Yesterday was the 10th annual CANstruction® competition, put on by the American Institute of Architects (AIA) Honolulu, where teams of architects, designers and engineers used their talents to create gigantic structures made of canned goods to benefit the Hawaii Foodbank. If you missed it, you can still see the pieces on display at Pearlridge until October 18, and can vote on your favorite.
Each year, AIA Honolulu uses thousands of cans of meats, soups, meals, vegetables and fruits to create structures around a theme — this year’s was “Rock-CAN-Roll” — and they stay on display for two weeks to bring awareness of hunger in Hawaii. All the canstructures will be dismantled at the end of the day on October 18, and donated to the Hawaii Foodbank.
You can help while admiring the structures! Bring some canned goods to Pearlridge from now until October 18 and vote for your favorite structure, and the People’s Choice will be selected on the last day. One can equals one vote, so bring a lot to support your favorite team — all your cans will also be donated to the Hawaii Foodbank.

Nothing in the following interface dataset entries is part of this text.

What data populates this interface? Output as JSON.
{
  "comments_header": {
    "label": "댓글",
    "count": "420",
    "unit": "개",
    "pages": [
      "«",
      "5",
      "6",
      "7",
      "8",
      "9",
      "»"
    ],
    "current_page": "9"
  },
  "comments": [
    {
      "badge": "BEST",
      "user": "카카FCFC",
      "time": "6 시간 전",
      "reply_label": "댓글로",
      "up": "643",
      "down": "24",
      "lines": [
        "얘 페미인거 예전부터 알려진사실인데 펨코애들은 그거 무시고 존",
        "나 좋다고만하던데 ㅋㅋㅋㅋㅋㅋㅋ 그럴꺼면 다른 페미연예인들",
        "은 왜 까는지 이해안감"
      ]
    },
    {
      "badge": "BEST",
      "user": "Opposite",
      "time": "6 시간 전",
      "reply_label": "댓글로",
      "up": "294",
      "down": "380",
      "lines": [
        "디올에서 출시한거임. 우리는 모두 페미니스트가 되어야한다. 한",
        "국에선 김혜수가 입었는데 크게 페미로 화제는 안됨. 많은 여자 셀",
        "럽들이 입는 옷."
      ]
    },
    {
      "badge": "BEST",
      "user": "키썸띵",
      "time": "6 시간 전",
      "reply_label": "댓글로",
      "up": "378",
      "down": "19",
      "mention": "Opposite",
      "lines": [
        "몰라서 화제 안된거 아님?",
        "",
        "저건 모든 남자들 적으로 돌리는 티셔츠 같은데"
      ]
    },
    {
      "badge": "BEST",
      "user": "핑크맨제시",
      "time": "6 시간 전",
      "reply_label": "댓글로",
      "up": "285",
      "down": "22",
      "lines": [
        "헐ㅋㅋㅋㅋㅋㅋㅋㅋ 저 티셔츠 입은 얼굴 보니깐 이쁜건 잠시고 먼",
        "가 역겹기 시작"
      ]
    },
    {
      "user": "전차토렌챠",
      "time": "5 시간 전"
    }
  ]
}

Here’s a look at what’s on display:
WATG’s canned-food structure “Appetite for CANstruction” was named Juror’s Favorite. The structure, about 8 feet by 8 feet by 10 feet, is comprised of about 2,500 cans of chili, roast beef hash, Vienna sausage and mixed vegetables to depict guitarist Slash from Guns N’ Roses.
Our own Myong Choi works for Bowers + Kubota Consulting, which won for “Best Use of Labels.” They recreated the famous photo of The Beatles in the crosswalk at Abbey Road with “We CAN Beat(les) Hunger!”
This is more than just stacking cans, and ADM Retail Planning & Architecture showed that with their “Structural Ingenuity” winner, the iconic hand sign of the horns. They named their canstructure “Rock Out Hunger.”
There were more people working on Clifford Planning & Architecture LLC’s “The Yellow CAN-marine!,” but they cleaned up super fast and left by the time I was able to take their team photo. This won for “Best Meal,” meaning you can make a whole meal out of the canned goods used.
Not sure if young people will get the reference, but the other honorable mention went to “The Can Side of the Van” (a Volkswagon bus) by Coffman Engineers, HHF Planners, and Mason Architects. Get it? Dark Side of the Moon? Anyone?
“CANimal” by Albert C. Kobayashi, Inc. and Design Partners, Inc. depicts the famous Muppet and his drums.
Pearlridge Center, Uptown
Now through October 18
Bring a canned good to vote for your favorites, all cans are donated to the Hawaii Foodbank